Autumn foliage?

And the same photo with some messing around on Photoshop:

Autumn foliage? Part 2

Good for the kids to get some exercise too. Kids these days are easily distracted by their Nintendo games or watching movies or (God forbid!) reading books... we try to keep our kids active physically and mentally. Not too much.. keep it enjoyable. Now follows one of my favourite photos ever. Our kids. You want to know about my life in Phuket - this is it.

My life in Phuket

And another favourite. Earlier the same day, my daughter and I had been having a long discussion argument about the value of reading books. Not cartoon books, but real books with words. I think that this day was important in my daughter's life.
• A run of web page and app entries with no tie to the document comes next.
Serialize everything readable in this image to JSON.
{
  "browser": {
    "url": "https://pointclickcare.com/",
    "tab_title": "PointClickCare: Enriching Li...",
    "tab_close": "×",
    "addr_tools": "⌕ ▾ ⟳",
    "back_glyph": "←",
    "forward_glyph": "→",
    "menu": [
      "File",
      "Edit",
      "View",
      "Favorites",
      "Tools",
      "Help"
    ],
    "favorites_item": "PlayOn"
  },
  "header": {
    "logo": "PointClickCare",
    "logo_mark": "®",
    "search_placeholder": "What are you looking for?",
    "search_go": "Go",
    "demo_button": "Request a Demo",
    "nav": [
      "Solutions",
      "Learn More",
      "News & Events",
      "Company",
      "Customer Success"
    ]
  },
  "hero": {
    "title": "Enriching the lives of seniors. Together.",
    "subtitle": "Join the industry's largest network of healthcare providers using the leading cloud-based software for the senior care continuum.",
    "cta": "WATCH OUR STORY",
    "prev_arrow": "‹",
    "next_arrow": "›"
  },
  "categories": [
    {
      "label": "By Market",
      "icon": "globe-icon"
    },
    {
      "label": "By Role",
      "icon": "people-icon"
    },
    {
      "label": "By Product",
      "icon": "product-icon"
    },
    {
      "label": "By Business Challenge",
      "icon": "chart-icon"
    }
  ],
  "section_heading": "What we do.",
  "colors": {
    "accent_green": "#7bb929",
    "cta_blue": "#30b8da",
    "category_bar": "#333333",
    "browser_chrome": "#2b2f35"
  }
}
In the last few days since this walk she has read Alice in Wonderland which starts rather wonderfully with Alice stating that she does not like books without pictures. I called my daughter "Alice" for a couple of days. Anyway, here she is with her mum, enjoying each others company, walking back down Monkey Hill.

Mother and daughter

I remember when we last came, a restaurant was being built just below the shrine, not so far up the hill but still quite a good viewpoint. The restaurant is now open, it's called "Green Forest" and we will go back sometime - just stopped for a drink this time. The menu was full of local food - a lot of salads and seafood. Looks good.

Green Forest Restaurant

Update 2012 - Green Forest Restaurant now blogged!

Phuket Town seen from Monkey Hill

The view above looking to the southeast across Phuket Town from the restaurant. You can see the Royal Phuket City Hotel and the Thavorn Grand Plaza Hotel and behind that is Khao Khad hill and view point. Although I live here, sometimes the time is limited for exploring (yeh, I have a job working 6 days a week). Nice to revisit a place and find that there might be a good meal waiting in the future! We do try to get out and explore on days off but some days we have work to do around the house, feel lazy and just head somewhere local. Phuket has enough little places of interest that we can keep going back and there's always something new to see.

Monkey Hill - Location Map


View Monkey Hill in Phuket Town in a larger map